Drivers and support personnel The yellow school bus industry wears a very human face – the welcoming face of the school bus driver. In most instances, the driver is the first person outside the immediate family to greet a child each morning. It is this driver who manages the important role of getting students to and from school, as well as to their games, field and class trips, and after-school activities.

The industry is justifiably proud of its drivers. Among the least celebrated heroes of American life, they are committed to the safety and well-being of every child they transport. Maintaining a viable pool of current and potential drivers and driver support personnel is one of the industry’s greatest challenges. The industry will continue to find ways to develop this human resource while recognizing the changes that make that challenge even more daunting.

 The second major contributor to the industry’s safety record and record of achievement is the yellow school bus. Its history of innovation and development is important to an understanding of where we are today. The school bus is the safest vehicle on the road because of the unique level of cooperation between the industry and government regulators.

The school bus continues to evolve. But as new and costly changes are considered, proposed benefits must be weighed against the available resources. The most effective safety expenditure is one that provides safe, reliable school bus transportation for all students.
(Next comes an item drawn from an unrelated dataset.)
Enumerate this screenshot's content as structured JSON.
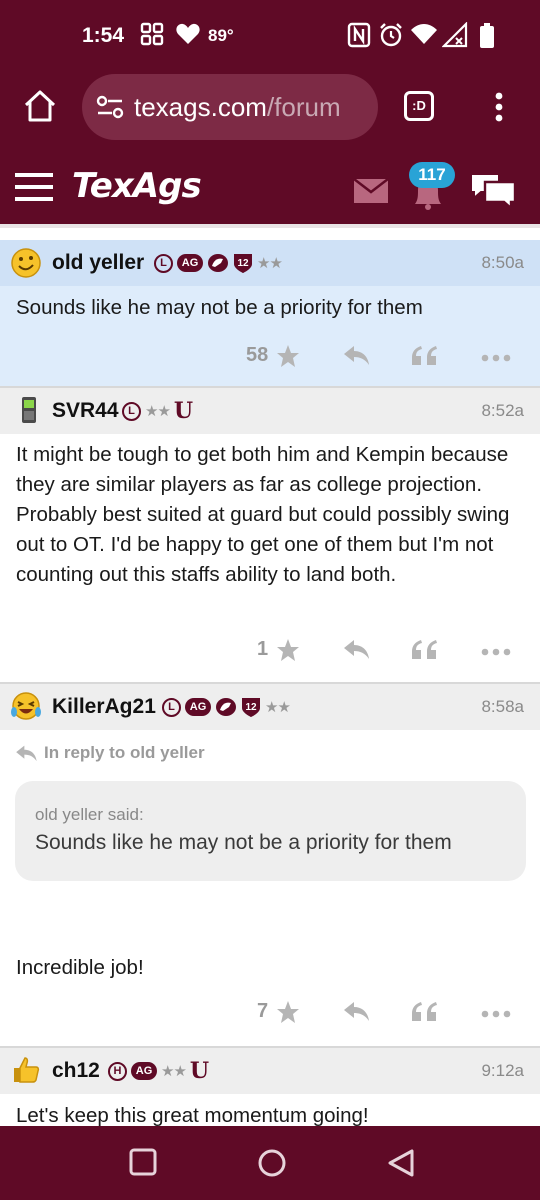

Transportation and the education system It is important to remember that the student transportation industry is much more than a transportation provider or the iconic yellow bus. It is an integral part of the education system. An understanding of the context in which it operates is critical when considering reforms or changing functions.

Economic issues  No examination of the industry would be complete without looking at the flow of revenue, taxation, and the overall financial health of its customers. Any consideration of reforms, additional mandates, or changes in transportation funding must be informed by the unique challenges faced by a private industry performing a public service with extremely high-performance accountability.

Public policy concerns The industry will continue to evolve over the upcoming decade. The five major overarching concerns that we will review are:
• Ensuring students’ access to safe transportation (including consideration of alternate
• Maintaining a viable private sector;
• Maintaining a secure school transportation system;
• Promoting clean-air solutions; and
• Encouraging coordinated transportation.

School transportation cannot be taken for granted. The industry is a sophisticated system with many interrelated and complex processes and operations with the sole focus being safe student transportation. From time to time, special interest groups will focus on a single element of the system as part of a larger campaign. These campaigns do great harm by frightening parents into taking children off school buses, which have been proven to be the safest means of transportation, and using alternate means of daily transport, such as private cars or public transit. These alternatives are more deadly and can expose a child to additional dangers.
Questioning parties need to take a broader look at all the factors and implications of any issue affecting school transportation. Intense regulation and reporting have helped define the school bus as the safest and most efficient means of transporting students Additionally,
having a scheduled ride have been linked to higher attendance and better performance. The iconic yellow bus continues to grow in importance.